"It did when my name got around," he said. "I come to find out there were a lot of people who wanted to lose money to Titanic Thompson. It gave 'em a story to tell their friends. I took advantage of that."
"Golf was the game you were best at?"
He said, "I was good at cards, too. I never cheated at cards. I played straight up. I could read cards, and I could read people. I mostly played poker, but I could play any old card game." I wanted to hear about his name. I'd read that he adopted "Thompson" when he saw his name misprinted in a newspaper.
"Titanic Thompson does have a better ring to it than Titanic Thomas," I said.
As lore had it, he got the name Titanic as a young man before World War I in a pool hall in Joplin, Mo. But I said I found it hard to buy that he got it by jumping over a pool table, or diving over a pool table, or whatever else he'd let people believe.
He said, "I did get the name in a pool game in Joplin, before the war. Snow Clark gave it to me. We were in a big game of pocket pool. Snow and me were partners against two other fellers. The stakes got pretty high. Snow saw me miss a couple of shots I should have made, and he knew it takes as much skill to miss a shot intentionally as it does to make it. He thought I'd put him in the can—that I'd bet on the other side. That's when he said, 'Boy, you're sinkin' me like the Titanic.' I started laughing. I knew he'd given me a great name." "I'll take that version," I said.
DIFFERING MEMORIES OF THE MATCH AGAINST BYRON NELSON
In years past I'd talked to Ben Hogan and Byron Nelson about Titanic. Each said he possessed a fine golf swing and was a hell of a player. Hogan also said, "Only a fool would play him in a game he suggested."

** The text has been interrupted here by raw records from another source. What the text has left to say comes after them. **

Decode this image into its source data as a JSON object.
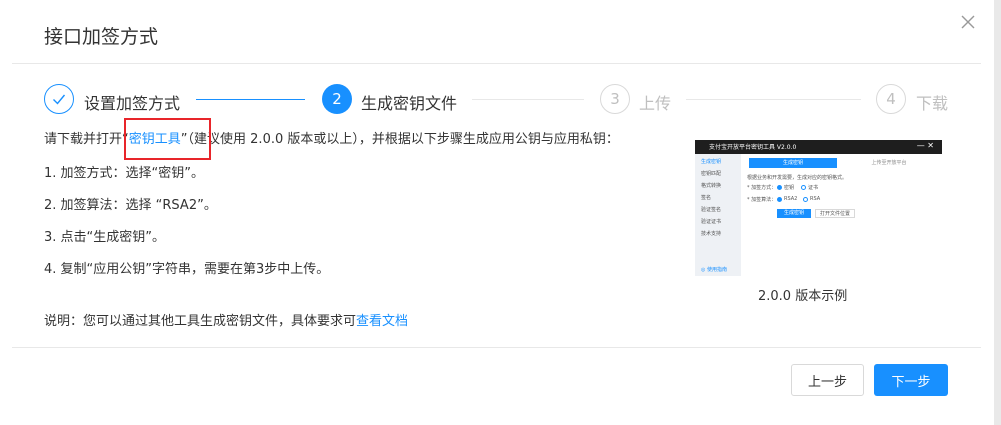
{
  "dialog": {
    "title": "接口加签方式"
  },
  "steps": [
    {
      "index": "1",
      "title": "设置加签方式",
      "status": "done"
    },
    {
      "index": "2",
      "title": "生成密钥文件",
      "status": "active"
    },
    {
      "index": "3",
      "title": "上传",
      "status": "wait"
    },
    {
      "index": "4",
      "title": "下载",
      "status": "wait"
    }
  ],
  "content": {
    "intro_prefix": "请下载并打开",
    "intro_quote_open": "“",
    "tool_link": "密钥工具",
    "intro_quote_close": "”",
    "intro_suffix": "（建议使用 2.0.0 版本或以上），并根据以下步骤生成应用公钥与应用私钥：",
    "step1": "1. 加签方式：选择“密钥”。",
    "step2": "2. 加签算法：选择 “RSA2”。",
    "step3": "3. 点击“生成密钥”。",
    "step4": "4. 复制“应用公钥”字符串，需要在第3步中上传。",
    "note_prefix": "说明：您可以通过其他工具生成密钥文件，具体要求可",
    "doc_link": "查看文档"
  },
  "preview": {
    "caption": "2.0.0 版本示例",
    "window_title": "支付宝开放平台密钥工具 V2.0.0",
    "sidebar": [
      "生成密钥",
      "密钥匹配",
      "格式转换",
      "签名",
      "验证签名",
      "验证证书",
      "技术支持"
    ],
    "sidebar_footer": "◎ 使用指南",
    "tab_active": "生成密钥",
    "tab_inactive": "上传至开放平台",
    "hint": "根据业务和开发需要，生成对应的密钥格式。",
    "row1_label": "* 加签方式：",
    "row1_opt1": "密钥",
    "row1_opt2": "证书",
    "row2_label": "* 加签算法：",
    "row2_opt1": "RSA2",
    "row2_opt2": "RSA",
    "btn_generate": "生成密钥",
    "btn_open": "打开文件位置"
  },
  "footer": {
    "prev_label": "上一步",
    "next_label": "下一步"
  },
  "colors": {
    "primary": "#1890ff",
    "highlight": "#e8252a"
  },
  "icons": {
    "close": "close-icon",
    "check": "check-icon"
  }
}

The match between Titanic and Byron wasn't covered by the press and was never written about, but it became a part of Fort Worth golf history. They played an 18-hole match for $1,000—winner take all—in 1931 at Ridglea on the west side of town. Ridglea was a public course then, but since 1954 it has been a country club of prominence.
One thousand was big money in those days. It would be the equivalent of $14,000 today in terms of buying power.
Ti was in town, and all of the public courses were gambling haunts back then. He dropped by Ridglea and let it be known that he wanted to play "the best man in town." Word reached a member at Glen Garden Country Club, where Byron was a junior member. This was a year before he turned pro. Byron was the best amateur around the area then.
The member at Glen Garden liked games of chance and rounded up two other investors to back Nelson in the match.
Byron's memory of the event:
"I never gambled at golf in my life, and I didn't want to be a part of it. I don't really remember who the backers were. A Mr. Brown was involved, but that's the only name I recall. Mr. Brown said not to worry about the money. All I had to do was play my best golf—they were taking the risk.
"Well, of course, I enjoyed competition. I wanted to play my best. About a dozen people followed us. I was nervous and bogeyed two holes and fell behind, but I played well on the back nine. We both shot 70, which was one under par, I believe. The match was a tie. We broke even." I shared Byron's memory of the match with Titanic at Meadowbrook. Ti said, "Byron Nelson said we tied? Well, all I know is, I shot a 70 and Byron shot a 71. Ask Mr. Brown if we broke even."
Before our meeting ended, Titanic said, "I can still play a little. I'll tell you what. You let me tee it up everywhere, even in the bunkers and the rough, and I'll bet you two hundred I can shoot my age. I'll shoot a 77."
I could only smile.
"I'll bet you can, too, Ti," I said.